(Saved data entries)
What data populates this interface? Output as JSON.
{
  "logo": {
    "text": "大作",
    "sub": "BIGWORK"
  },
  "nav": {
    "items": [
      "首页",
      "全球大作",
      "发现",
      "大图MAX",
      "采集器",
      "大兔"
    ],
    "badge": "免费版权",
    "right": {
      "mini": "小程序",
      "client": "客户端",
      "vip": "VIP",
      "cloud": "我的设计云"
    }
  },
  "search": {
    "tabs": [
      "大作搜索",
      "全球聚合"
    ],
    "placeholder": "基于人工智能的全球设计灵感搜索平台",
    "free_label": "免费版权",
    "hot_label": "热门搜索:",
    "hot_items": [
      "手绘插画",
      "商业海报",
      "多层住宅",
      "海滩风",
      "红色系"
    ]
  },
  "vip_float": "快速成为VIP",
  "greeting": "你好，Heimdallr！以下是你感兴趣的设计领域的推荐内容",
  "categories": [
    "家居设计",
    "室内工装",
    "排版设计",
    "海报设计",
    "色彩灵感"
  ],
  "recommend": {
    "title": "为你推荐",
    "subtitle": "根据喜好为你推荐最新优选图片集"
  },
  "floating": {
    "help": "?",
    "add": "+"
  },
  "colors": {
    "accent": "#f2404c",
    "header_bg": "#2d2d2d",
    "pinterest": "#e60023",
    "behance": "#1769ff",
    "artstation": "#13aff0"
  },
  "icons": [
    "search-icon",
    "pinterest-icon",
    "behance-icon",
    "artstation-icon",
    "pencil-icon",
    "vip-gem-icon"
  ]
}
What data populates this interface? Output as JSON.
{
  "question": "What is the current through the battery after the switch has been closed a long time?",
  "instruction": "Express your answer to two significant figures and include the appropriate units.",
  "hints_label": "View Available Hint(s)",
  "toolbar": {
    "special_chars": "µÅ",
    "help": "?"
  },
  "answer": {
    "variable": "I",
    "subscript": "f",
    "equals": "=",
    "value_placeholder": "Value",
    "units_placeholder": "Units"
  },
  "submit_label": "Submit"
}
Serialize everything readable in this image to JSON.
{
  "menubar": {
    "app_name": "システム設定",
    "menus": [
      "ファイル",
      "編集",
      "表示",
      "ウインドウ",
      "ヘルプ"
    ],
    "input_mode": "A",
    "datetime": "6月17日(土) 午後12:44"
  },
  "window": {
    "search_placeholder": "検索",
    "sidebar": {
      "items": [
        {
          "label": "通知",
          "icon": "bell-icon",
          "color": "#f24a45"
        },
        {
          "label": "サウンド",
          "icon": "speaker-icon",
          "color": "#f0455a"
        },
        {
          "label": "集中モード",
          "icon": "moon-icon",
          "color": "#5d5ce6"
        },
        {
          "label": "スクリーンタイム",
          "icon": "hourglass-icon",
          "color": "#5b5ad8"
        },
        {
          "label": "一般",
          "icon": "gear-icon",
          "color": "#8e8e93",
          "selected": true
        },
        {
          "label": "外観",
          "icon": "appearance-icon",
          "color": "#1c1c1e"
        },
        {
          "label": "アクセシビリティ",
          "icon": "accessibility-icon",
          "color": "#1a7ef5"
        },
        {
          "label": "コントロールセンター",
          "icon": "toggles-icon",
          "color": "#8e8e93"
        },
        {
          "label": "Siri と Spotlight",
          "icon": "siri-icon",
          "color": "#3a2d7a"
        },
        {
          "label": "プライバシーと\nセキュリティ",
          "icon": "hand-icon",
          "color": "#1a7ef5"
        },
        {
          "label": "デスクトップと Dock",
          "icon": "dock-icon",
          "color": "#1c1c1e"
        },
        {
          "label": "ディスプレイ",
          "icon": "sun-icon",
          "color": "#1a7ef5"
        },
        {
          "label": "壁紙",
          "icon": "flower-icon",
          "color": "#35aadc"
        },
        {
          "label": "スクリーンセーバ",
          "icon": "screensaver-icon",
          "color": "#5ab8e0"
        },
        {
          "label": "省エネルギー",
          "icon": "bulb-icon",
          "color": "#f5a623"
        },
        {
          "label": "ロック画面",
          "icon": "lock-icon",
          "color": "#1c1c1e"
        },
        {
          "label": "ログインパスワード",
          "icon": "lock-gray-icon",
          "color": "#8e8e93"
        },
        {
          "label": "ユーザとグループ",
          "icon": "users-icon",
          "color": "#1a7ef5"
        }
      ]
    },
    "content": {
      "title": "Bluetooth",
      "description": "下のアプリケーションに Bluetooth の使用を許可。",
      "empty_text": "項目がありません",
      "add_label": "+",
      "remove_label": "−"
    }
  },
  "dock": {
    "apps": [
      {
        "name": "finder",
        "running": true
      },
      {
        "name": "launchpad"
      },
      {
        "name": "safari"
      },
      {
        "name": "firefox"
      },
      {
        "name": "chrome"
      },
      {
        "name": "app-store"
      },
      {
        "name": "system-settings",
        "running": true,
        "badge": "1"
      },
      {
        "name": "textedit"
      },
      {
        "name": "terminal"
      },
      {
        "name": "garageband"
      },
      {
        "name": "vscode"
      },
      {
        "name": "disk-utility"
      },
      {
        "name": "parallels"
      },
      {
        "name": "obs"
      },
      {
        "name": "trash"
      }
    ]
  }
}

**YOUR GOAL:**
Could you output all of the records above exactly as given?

**WORKED SOLUTION:**
What data populates this interface? Output as JSON.
{
  "logo": {
    "text": "大作",
    "sub": "BIGWORK"
  },
  "nav": {
    "items": [
      "首页",
      "全球大作",
      "发现",
      "大图MAX",
      "采集器",
      "大兔"
    ],
    "badge": "免费版权",
    "right": {
      "mini": "小程序",
      "client": "客户端",
      "vip": "VIP",
      "cloud": "我的设计云"
    }
  },
  "search": {
    "tabs": [
      "大作搜索",
      "全球聚合"
    ],
    "placeholder": "基于人工智能的全球设计灵感搜索平台",
    "free_label": "免费版权",
    "hot_label": "热门搜索:",
    "hot_items": [
      "手绘插画",
      "商业海报",
      "多层住宅",
      "海滩风",
      "红色系"
    ]
  },
  "vip_float": "快速成为VIP",
  "greeting": "你好，Heimdallr！以下是你感兴趣的设计领域的推荐内容",
  "categories": [
    "家居设计",
    "室内工装",
    "排版设计",
    "海报设计",
    "色彩灵感"
  ],
  "recommend": {
    "title": "为你推荐",
    "subtitle": "根据喜好为你推荐最新优选图片集"
  },
  "floating": {
    "help": "?",
    "add": "+"
  },
  "colors": {
    "accent": "#f2404c",
    "header_bg": "#2d2d2d",
    "pinterest": "#e60023",
    "behance": "#1769ff",
    "artstation": "#13aff0"
  },
  "icons": [
    "search-icon",
    "pinterest-icon",
    "behance-icon",
    "artstation-icon",
    "pencil-icon",
    "vip-gem-icon"
  ]
}
What data populates this interface? Output as JSON.
{
  "question": "What is the current through the battery after the switch has been closed a long time?",
  "instruction": "Express your answer to two significant figures and include the appropriate units.",
  "hints_label": "View Available Hint(s)",
  "toolbar": {
    "special_chars": "µÅ",
    "help": "?"
  },
  "answer": {
    "variable": "I",
    "subscript": "f",
    "equals": "=",
    "value_placeholder": "Value",
    "units_placeholder": "Units"
  },
  "submit_label": "Submit"
}
Serialize everything readable in this image to JSON.
{
  "menubar": {
    "app_name": "システム設定",
    "menus": [
      "ファイル",
      "編集",
      "表示",
      "ウインドウ",
      "ヘルプ"
    ],
    "input_mode": "A",
    "datetime": "6月17日(土) 午後12:44"
  },
  "window": {
    "search_placeholder": "検索",
    "sidebar": {
      "items": [
        {
          "label": "通知",
          "icon": "bell-icon",
          "color": "#f24a45"
        },
        {
          "label": "サウンド",
          "icon": "speaker-icon",
          "color": "#f0455a"
        },
        {
          "label": "集中モード",
          "icon": "moon-icon",
          "color": "#5d5ce6"
        },
        {
          "label": "スクリーンタイム",
          "icon": "hourglass-icon",
          "color": "#5b5ad8"
        },
        {
          "label": "一般",
          "icon": "gear-icon",
          "color": "#8e8e93",
          "selected": true
        },
        {
          "label": "外観",
          "icon": "appearance-icon",
          "color": "#1c1c1e"
        },
        {
          "label": "アクセシビリティ",
          "icon": "accessibility-icon",
          "color": "#1a7ef5"
        },
        {
          "label": "コントロールセンター",
          "icon": "toggles-icon",
          "color": "#8e8e93"
        },
        {
          "label": "Siri と Spotlight",
          "icon": "siri-icon",
          "color": "#3a2d7a"
        },
        {
          "label": "プライバシーと\nセキュリティ",
          "icon": "hand-icon",
          "color": "#1a7ef5"
        },
        {
          "label": "デスクトップと Dock",
          "icon": "dock-icon",
          "color": "#1c1c1e"
        },
        {
          "label": "ディスプレイ",
          "icon": "sun-icon",
          "color": "#1a7ef5"
        },
        {
          "label": "壁紙",
          "icon": "flower-icon",
          "color": "#35aadc"
        },
        {
          "label": "スクリーンセーバ",
          "icon": "screensaver-icon",
          "color": "#5ab8e0"
        },
        {
          "label": "省エネルギー",
          "icon": "bulb-icon",
          "color": "#f5a623"
        },
        {
          "label": "ロック画面",
          "icon": "lock-icon",
          "color": "#1c1c1e"
        },
        {
          "label": "ログインパスワード",
          "icon": "lock-gray-icon",
          "color": "#8e8e93"
        },
        {
          "label": "ユーザとグループ",
          "icon": "users-icon",
          "color": "#1a7ef5"
        }
      ]
    },
    "content": {
      "title": "Bluetooth",
      "description": "下のアプリケーションに Bluetooth の使用を許可。",
      "empty_text": "項目がありません",
      "add_label": "+",
      "remove_label": "−"
    }
  },
  "dock": {
    "apps": [
      {
        "name": "finder",
        "running": true
      },
      {
        "name": "launchpad"
      },
      {
        "name": "safari"
      },
      {
        "name": "firefox"
      },
      {
        "name": "chrome"
      },
      {
        "name": "app-store"
      },
      {
        "name": "system-settings",
        "running": true,
        "badge": "1"
      },
      {
        "name": "textedit"
      },
      {
        "name": "terminal"
      },
      {
        "name": "garageband"
      },
      {
        "name": "vscode"
      },
      {
        "name": "disk-utility"
      },
      {
        "name": "parallels"
      },
      {
        "name": "obs"
      },
      {
        "name": "trash"
      }
    ]
  }
}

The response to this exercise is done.